For TortoiseSVN users, this is very easily accomplished via the Repo Browser. Within the Repo Browser switch to the revision before the file was deleted (you can change the version using the "Revision:" button at the top right):

enter image description here

You should then be able to see the deleted file in its original location in the Repo Browser. Right-click on it and choose "Copy to working copy...":

enter image description here

The file will then be restored to your working copy ready to commit (as though svn added) and with its log history intact.

  • It did not work for me with 1.14.2 version of TortoiseSVN. Only copied revision log called, no other old logs.. Jun 5, 2023 at 13:13

To revert a deleted file in SVN. Find the revision number just before delete (say 341). Then revert that file alone to that revision number.

svn up -r341 [path_to_deletedFile]
  • 3
    This gets another local copy, but the file remains "deleted" in the repository. Your next "svn up" will see it disappear.
    – UncaAlby
    Jan 10, 2018 at 21:37

i used the copy menu item from the previous revision using tortoise, worked for me and kept the history.

  • 2
    Sounds promising, can you give more details ? From where exactly do you issue the copy command ?
    – VdesmedT
    Feb 14, 2014 at 10:09

Your Answer

By clicking “Post Your Answer”, you agree to our terms of service and acknowledge you have read our privacy policy.

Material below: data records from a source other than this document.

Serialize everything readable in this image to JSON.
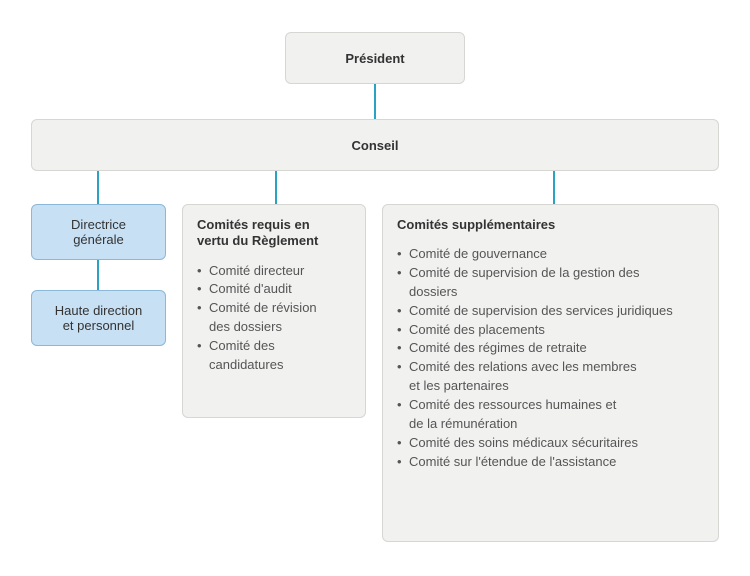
{
  "nodes": {
    "president": "Président",
    "conseil": "Conseil",
    "directrice": "Directrice\ngénérale",
    "haute_direction": "Haute direction\net personnel"
  },
  "panel_required": {
    "title": "Comités requis en\nvertu du Règlement",
    "items": [
      "Comité directeur",
      "Comité d'audit",
      "Comité de révision\ndes dossiers",
      "Comité des\ncandidatures"
    ]
  },
  "panel_supplementary": {
    "title": "Comités supplémentaires",
    "items": [
      "Comité de gouvernance",
      "Comité de supervision de la gestion des\ndossiers",
      "Comité de supervision des services juridiques",
      "Comité des placements",
      "Comité des régimes de retraite",
      "Comité des relations avec les membres\net les partenaires",
      "Comité des ressources humaines et\nde la rémunération",
      "Comité des soins médicaux sécuritaires",
      "Comité sur l'étendue de l'assistance"
    ]
  }
}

Not the answer you're looking for? Browse other questions tagged or ask your own question.